Assignment>
With the pictures removed, write out the data below exactly.

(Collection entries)
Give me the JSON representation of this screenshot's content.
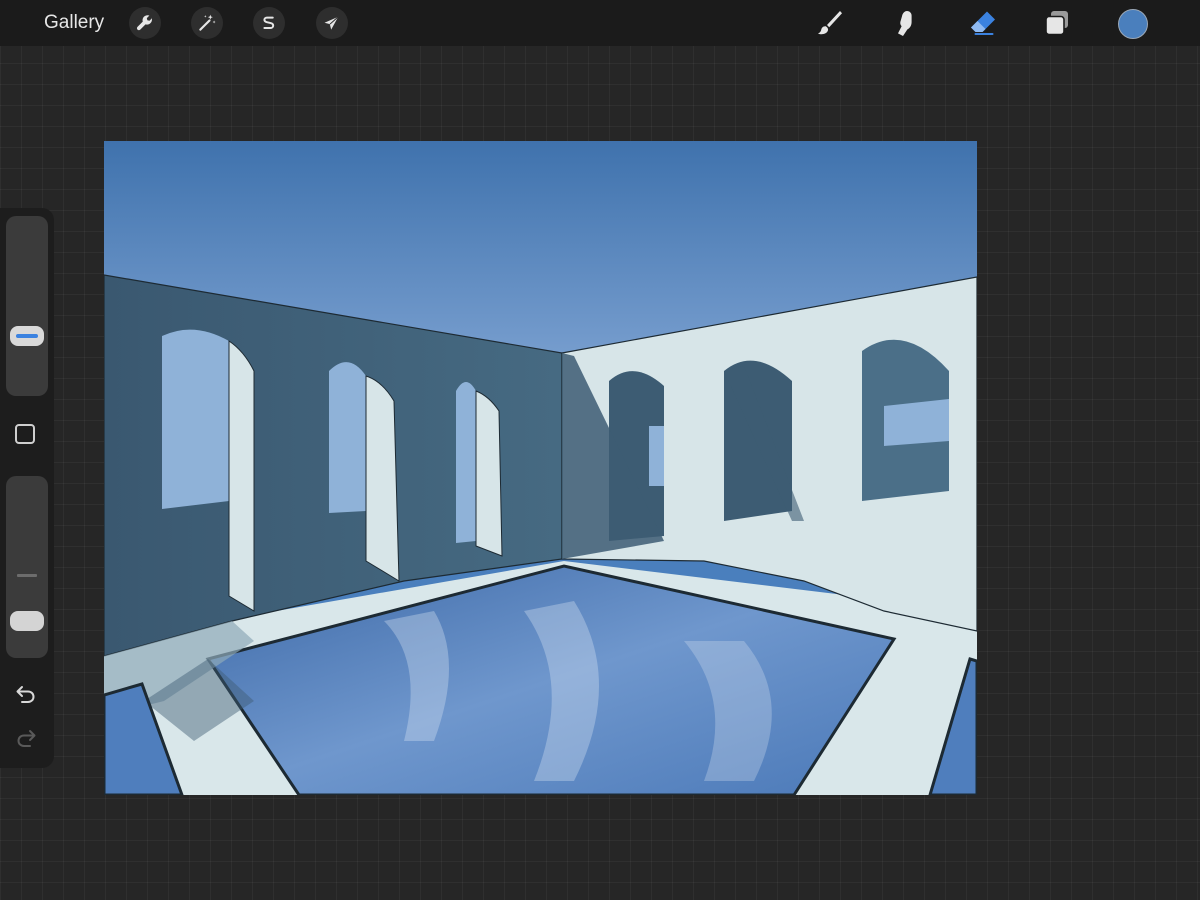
{
  "topbar": {
    "gallery_label": "Gallery",
    "left_tools": [
      {
        "name": "actions",
        "icon": "wrench-icon"
      },
      {
        "name": "adjustments",
        "icon": "magic-wand-icon"
      },
      {
        "name": "selection",
        "icon": "selection-s-icon"
      },
      {
        "name": "transform",
        "icon": "arrow-cursor-icon"
      }
    ],
    "right_tools": [
      {
        "name": "brush",
        "icon": "brush-icon",
        "active": false
      },
      {
        "name": "smudge",
        "icon": "smudge-finger-icon",
        "active": false
      },
      {
        "name": "eraser",
        "icon": "eraser-icon",
        "active": true
      },
      {
        "name": "layers",
        "icon": "layers-icon",
        "active": false
      }
    ],
    "current_color": "#4a7fbd"
  },
  "sidebar": {
    "brush_size_level": 0.3,
    "brush_opacity_level": 0.15,
    "modify_button_icon": "square-icon",
    "undo_icon": "undo-arrow-icon",
    "redo_icon": "redo-arrow-icon",
    "redo_enabled": false
  },
  "canvas": {
    "artwork": "arched-colonnade-pool-illustration",
    "colors": {
      "sky_top": "#3f72ad",
      "sky_bottom": "#6f98cc",
      "wall_shadow": "#3d5c73",
      "wall_light": "#d7e5e8",
      "water": "#5080c0",
      "water_dark": "#3c68a6",
      "floor": "#d9e7ea",
      "floor_shadow": "#8fa9b8",
      "outline": "#1d2a33"
    }
  },
  "theme": {
    "toolbar_bg": "#1b1b1b",
    "app_bg": "#262626",
    "accent": "#3b82e0"
  }
}
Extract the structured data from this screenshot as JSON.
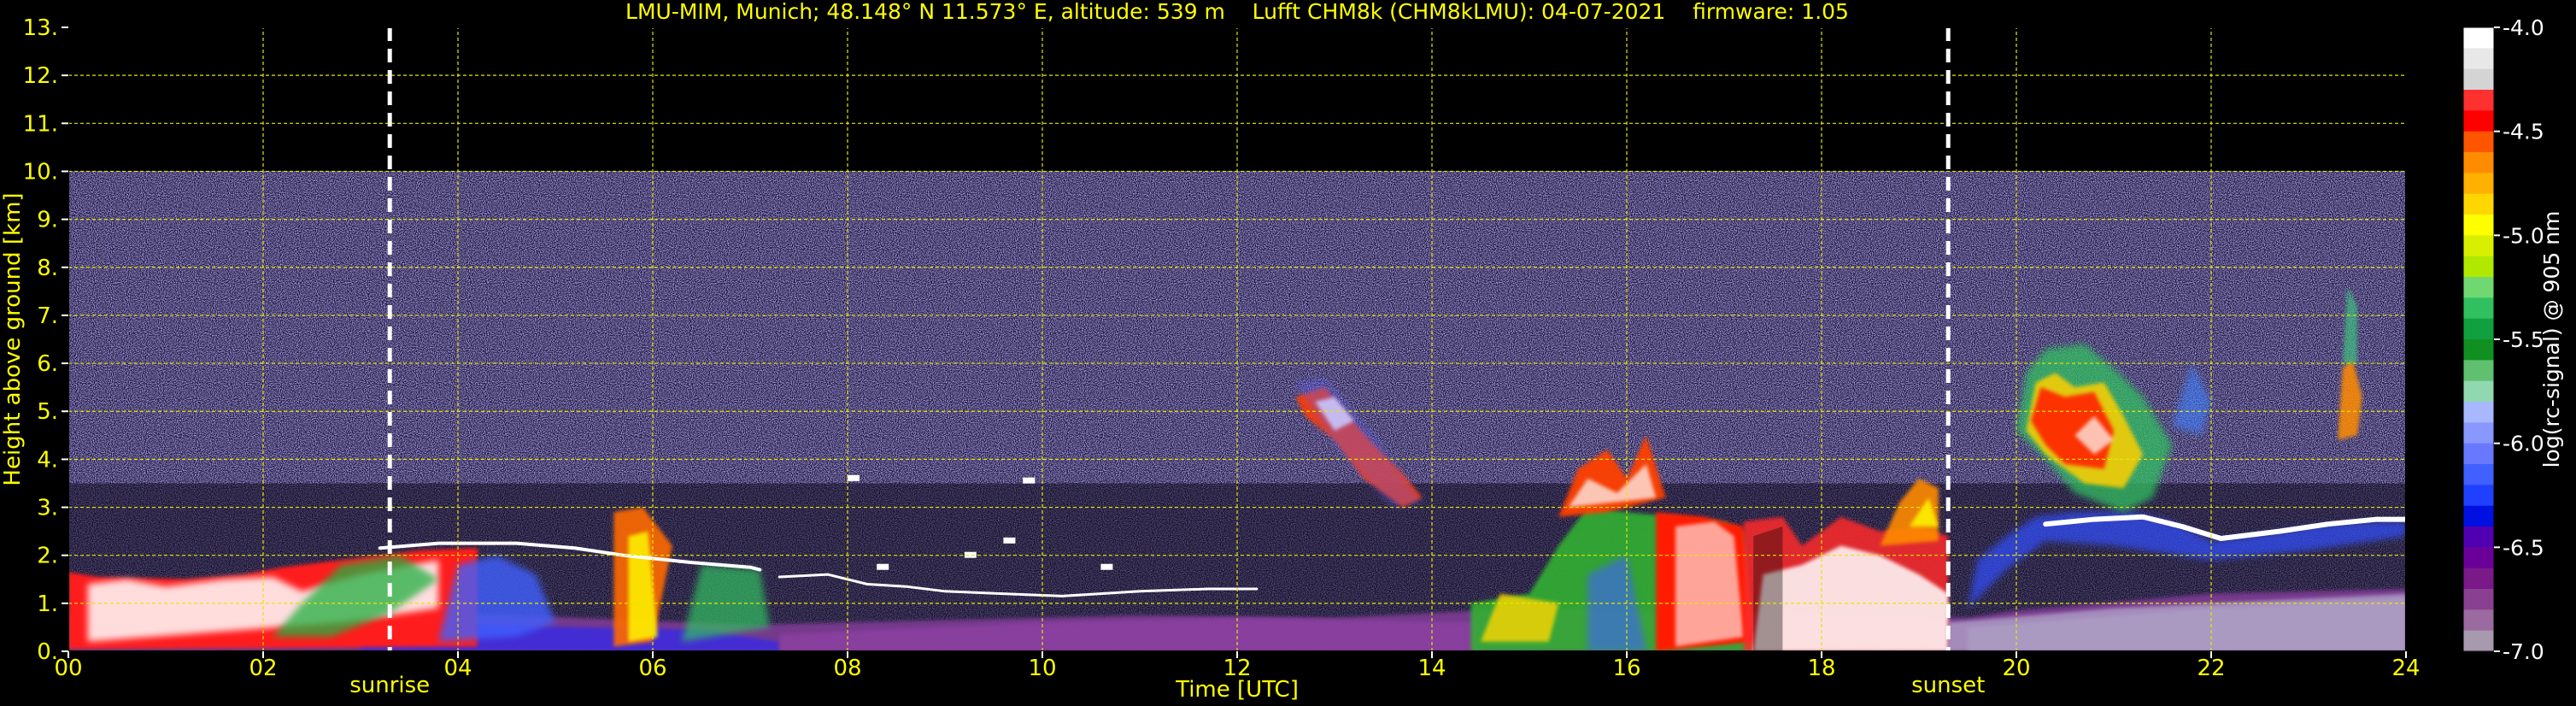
{
  "title": "LMU-MIM, Munich; 48.148° N 11.573° E, altitude: 539 m    Lufft CHM8k (CHM8kLMU): 04-07-2021    firmware: 1.05",
  "chart_data": {
    "type": "heatmap",
    "xlabel": "Time [UTC]",
    "ylabel": "Height above ground [km]",
    "xlim": [
      0,
      24
    ],
    "ylim": [
      0,
      13
    ],
    "x_ticks": [
      "00",
      "02",
      "04",
      "06",
      "08",
      "10",
      "12",
      "14",
      "16",
      "18",
      "20",
      "22",
      "24"
    ],
    "y_ticks": [
      "0.",
      "1.",
      "2.",
      "3.",
      "4.",
      "5.",
      "6.",
      "7.",
      "8.",
      "9.",
      "10.",
      "11.",
      "12.",
      "13."
    ],
    "grid": true,
    "grid_color": "#e6e600",
    "signal_top_km": 10,
    "markers": [
      {
        "label": "sunrise",
        "time": 3.3
      },
      {
        "label": "sunset",
        "time": 19.3
      }
    ],
    "colorbar": {
      "label": "log(rc-signal) @ 905 nm",
      "range": [
        -7.0,
        -4.0
      ],
      "ticks": [
        "-4.0",
        "-4.5",
        "-5.0",
        "-5.5",
        "-6.0",
        "-6.5",
        "-7.0"
      ],
      "colors": [
        "#ffffff",
        "#e8e8e8",
        "#d4d4d4",
        "#ff3030",
        "#ff0000",
        "#ff5500",
        "#ff8c00",
        "#ffb000",
        "#ffd700",
        "#ffff00",
        "#d8f000",
        "#b0e800",
        "#70d870",
        "#30c060",
        "#10a040",
        "#109020",
        "#60c070",
        "#90d8b0",
        "#a8b8ff",
        "#8898ff",
        "#6878ff",
        "#4060ff",
        "#2040ff",
        "#0010e0",
        "#5000b0",
        "#6a0098",
        "#7a1a88",
        "#8a4090",
        "#9a6aa0",
        "#a89aae"
      ]
    },
    "features": [
      {
        "name": "boundary layer aerosol",
        "x": [
          0,
          19.3
        ],
        "y": [
          0,
          2.2
        ]
      },
      {
        "name": "cloud layer",
        "x": [
          7.3,
          11.5
        ],
        "y": [
          1.1,
          1.5
        ]
      },
      {
        "name": "mid-level clouds",
        "x": [
          12.5,
          14.0
        ],
        "y": [
          3.0,
          5.5
        ]
      },
      {
        "name": "cloud with precipitation",
        "x": [
          15.0,
          19.3
        ],
        "y": [
          0,
          4.5
        ]
      },
      {
        "name": "convective cloud",
        "x": [
          20.0,
          22.0
        ],
        "y": [
          2.5,
          6.5
        ]
      },
      {
        "name": "stratocumulus layer",
        "x": [
          21.0,
          24.0
        ],
        "y": [
          2.2,
          2.8
        ]
      },
      {
        "name": "high cloud",
        "x": [
          23.3,
          23.5
        ],
        "y": [
          4.5,
          7.5
        ]
      }
    ]
  }
}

Output below>
Give me the JSON representation of this screenshot's content.
{
  "topbar": {
    "gallery_label": "Gallery",
    "left_tools": [
      {
        "name": "actions",
        "icon": "wrench-icon"
      },
      {
        "name": "adjustments",
        "icon": "magic-wand-icon"
      },
      {
        "name": "selection",
        "icon": "selection-s-icon"
      },
      {
        "name": "transform",
        "icon": "arrow-cursor-icon"
      }
    ],
    "right_tools": [
      {
        "name": "brush",
        "icon": "brush-icon",
        "active": false
      },
      {
        "name": "smudge",
        "icon": "smudge-finger-icon",
        "active": false
      },
      {
        "name": "eraser",
        "icon": "eraser-icon",
        "active": true
      },
      {
        "name": "layers",
        "icon": "layers-icon",
        "active": false
      }
    ],
    "current_color": "#4a7fbd"
  },
  "sidebar": {
    "brush_size_level": 0.3,
    "brush_opacity_level": 0.15,
    "modify_button_icon": "square-icon",
    "undo_icon": "undo-arrow-icon",
    "redo_icon": "redo-arrow-icon",
    "redo_enabled": false
  },
  "canvas": {
    "artwork": "arched-colonnade-pool-illustration",
    "colors": {
      "sky_top": "#3f72ad",
      "sky_bottom": "#6f98cc",
      "wall_shadow": "#3d5c73",
      "wall_light": "#d7e5e8",
      "water": "#5080c0",
      "water_dark": "#3c68a6",
      "floor": "#d9e7ea",
      "floor_shadow": "#8fa9b8",
      "outline": "#1d2a33"
    }
  },
  "theme": {
    "toolbar_bg": "#1b1b1b",
    "app_bg": "#262626",
    "accent": "#3b82e0"
  }
}
Extract the structured data from this screenshot as JSON.
{
  "title": "LMU-MIM, Munich; 48.148° N 11.573° E, altitude: 539 m    Lufft CHM8k (CHM8kLMU): 04-07-2021    firmware: 1.05",
  "chart_data": {
    "type": "heatmap",
    "xlabel": "Time [UTC]",
    "ylabel": "Height above ground [km]",
    "xlim": [
      0,
      24
    ],
    "ylim": [
      0,
      13
    ],
    "x_ticks": [
      "00",
      "02",
      "04",
      "06",
      "08",
      "10",
      "12",
      "14",
      "16",
      "18",
      "20",
      "22",
      "24"
    ],
    "y_ticks": [
      "0.",
      "1.",
      "2.",
      "3.",
      "4.",
      "5.",
      "6.",
      "7.",
      "8.",
      "9.",
      "10.",
      "11.",
      "12.",
      "13."
    ],
    "grid": true,
    "grid_color": "#e6e600",
    "signal_top_km": 10,
    "markers": [
      {
        "label": "sunrise",
        "time": 3.3
      },
      {
        "label": "sunset",
        "time": 19.3
      }
    ],
    "colorbar": {
      "label": "log(rc-signal) @ 905 nm",
      "range": [
        -7.0,
        -4.0
      ],
      "ticks": [
        "-4.0",
        "-4.5",
        "-5.0",
        "-5.5",
        "-6.0",
        "-6.5",
        "-7.0"
      ],
      "colors": [
        "#ffffff",
        "#e8e8e8",
        "#d4d4d4",
        "#ff3030",
        "#ff0000",
        "#ff5500",
        "#ff8c00",
        "#ffb000",
        "#ffd700",
        "#ffff00",
        "#d8f000",
        "#b0e800",
        "#70d870",
        "#30c060",
        "#10a040",
        "#109020",
        "#60c070",
        "#90d8b0",
        "#a8b8ff",
        "#8898ff",
        "#6878ff",
        "#4060ff",
        "#2040ff",
        "#0010e0",
        "#5000b0",
        "#6a0098",
        "#7a1a88",
        "#8a4090",
        "#9a6aa0",
        "#a89aae"
      ]
    },
    "features": [
      {
        "name": "boundary layer aerosol",
        "x": [
          0,
          19.3
        ],
        "y": [
          0,
          2.2
        ]
      },
      {
        "name": "cloud layer",
        "x": [
          7.3,
          11.5
        ],
        "y": [
          1.1,
          1.5
        ]
      },
      {
        "name": "mid-level clouds",
        "x": [
          12.5,
          14.0
        ],
        "y": [
          3.0,
          5.5
        ]
      },
      {
        "name": "cloud with precipitation",
        "x": [
          15.0,
          19.3
        ],
        "y": [
          0,
          4.5
        ]
      },
      {
        "name": "convective cloud",
        "x": [
          20.0,
          22.0
        ],
        "y": [
          2.5,
          6.5
        ]
      },
      {
        "name": "stratocumulus layer",
        "x": [
          21.0,
          24.0
        ],
        "y": [
          2.2,
          2.8
        ]
      },
      {
        "name": "high cloud",
        "x": [
          23.3,
          23.5
        ],
        "y": [
          4.5,
          7.5
        ]
      }
    ]
  }
}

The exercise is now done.